Why I Am A Universalist, §8: The Doctrine of the Atonement (Section I)
Section I: Introduction to the doctrine of the atonement
The question as to the nature of the atonement is in truth nothing else than the question ‘what is Christianity?’ (John McLeod Campbell, The Nature of the Atonement, 316)The question of universalism must, at some point, come to rest on a particular understanding of the atonement accomplished in Jesus Christ. Universalism, in the final analysis, asks about the doctrine of the atonement: Who is reconciled to God? Who exactly is the object of God’s atoning work in Jesus Christ? Of course, by this point in the series, it should be obvious to any reader how I will go about explicating the doctrine of the atonement. Yet I wish to make explicit what has been hitherto merely implicit.
Robert Jenson makes the point that in the history of the church, there has never been an officially agreed upon doctrine of the atonement. I mostly agree with him that the root of the problem is likely found in the failure of theologians to connect the atonement to God’s economic activity prior to the cross and following the resurrection. The atonement is viewed as an singular moment concentrated on the cross and resurrection, to the exclusion, on the one hand, of Jesus’ life of ministry and the history of Israel narrated in the Old Testament, and on the other hand, of the history of the church and the consummation of all things in the eschatological future. That being said, the failure of the church to reach a consensus on the atonement casts a shadow over the controversy regarding universalism. It is my contention that how we view the life, death, and resurrection of Jesus has important ramifications for whether or not we find universalism convincing. The Scriptural evidence is not entirely clear either way, and so we depend upon theological argumentation to move us beyond the impasse toward some kind of resolution.

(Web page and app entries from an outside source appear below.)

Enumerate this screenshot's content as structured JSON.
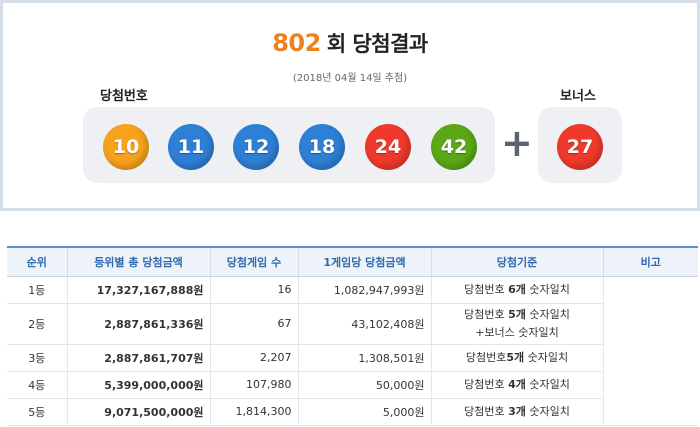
{
  "draw": {
    "number": "802",
    "title_suffix": "회 당첨결과",
    "date": "(2018년 04월 14일 추첨)",
    "main_label": "당첨번호",
    "bonus_label": "보너스",
    "plus_symbol": "+",
    "numbers": [
      "10",
      "11",
      "12",
      "18",
      "24",
      "42"
    ],
    "bonus": "27"
  },
  "ball_colors": {
    "yellow": "#fbc400",
    "blue": "#69c8f2",
    "red": "#ff7272",
    "green": "#b0d840",
    "main": [
      "#f6a21c",
      "#2e7fd6",
      "#2e7fd6",
      "#2e7fd6",
      "#f0392c",
      "#5aa816"
    ],
    "bonus": "#f0392c"
  },
  "table": {
    "headers": [
      "순위",
      "등위별 총 당첨금액",
      "당첨게임 수",
      "1게임당 당첨금액",
      "당첨기준",
      "비고"
    ],
    "rows": [
      {
        "rank": "1등",
        "total": "17,327,167,888원",
        "games": "16",
        "per_game": "1,082,947,993원",
        "criteria_pre": "당첨번호 ",
        "criteria_bold": "6개",
        "criteria_post": " 숫자일치",
        "criteria_line2": ""
      },
      {
        "rank": "2등",
        "total": "2,887,861,336원",
        "games": "67",
        "per_game": "43,102,408원",
        "criteria_pre": "당첨번호 ",
        "criteria_bold": "5개",
        "criteria_post": " 숫자일치",
        "criteria_line2": "+보너스 숫자일치"
      },
      {
        "rank": "3등",
        "total": "2,887,861,707원",
        "games": "2,207",
        "per_game": "1,308,501원",
        "criteria_pre": "당첨번호",
        "criteria_bold": "5개",
        "criteria_post": " 숫자일치",
        "criteria_line2": ""
      },
      {
        "rank": "4등",
        "total": "5,399,000,000원",
        "games": "107,980",
        "per_game": "50,000원",
        "criteria_pre": "당첨번호 ",
        "criteria_bold": "4개",
        "criteria_post": " 숫자일치",
        "criteria_line2": ""
      },
      {
        "rank": "5등",
        "total": "9,071,500,000원",
        "games": "1,814,300",
        "per_game": "5,000원",
        "criteria_pre": "당첨번호 ",
        "criteria_bold": "3개",
        "criteria_post": " 숫자일치",
        "criteria_line2": ""
      }
    ]
  }
}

The atonement is generally viewed in terms of one of three major models, as famously outlined by Gustaf Aulén in his important work, Christus Victor. The three models are (1) the moral-exemplarist theory (associated with Peter Abelard); (2) the ‘Christus Victor’ theory, and (3) the satisfaction theory (associated with Anselm of Canterbury). Aulén makes the case that the ‘Christus Victor’ model is the original theory among the early church fathers. In the last decade, this model has been the clear favorite among those engaging in contextual theology, including feminist and nonviolent theologies. Aulén’s book is somewhat outdated, and the three models he highlights are not the only options, nor are they mutually exclusive. What I will do next is summarize the different positions very briefly before moving on to the doctrine of the atonement as articulated by Karl Barth and Hans Urs von Balthasar.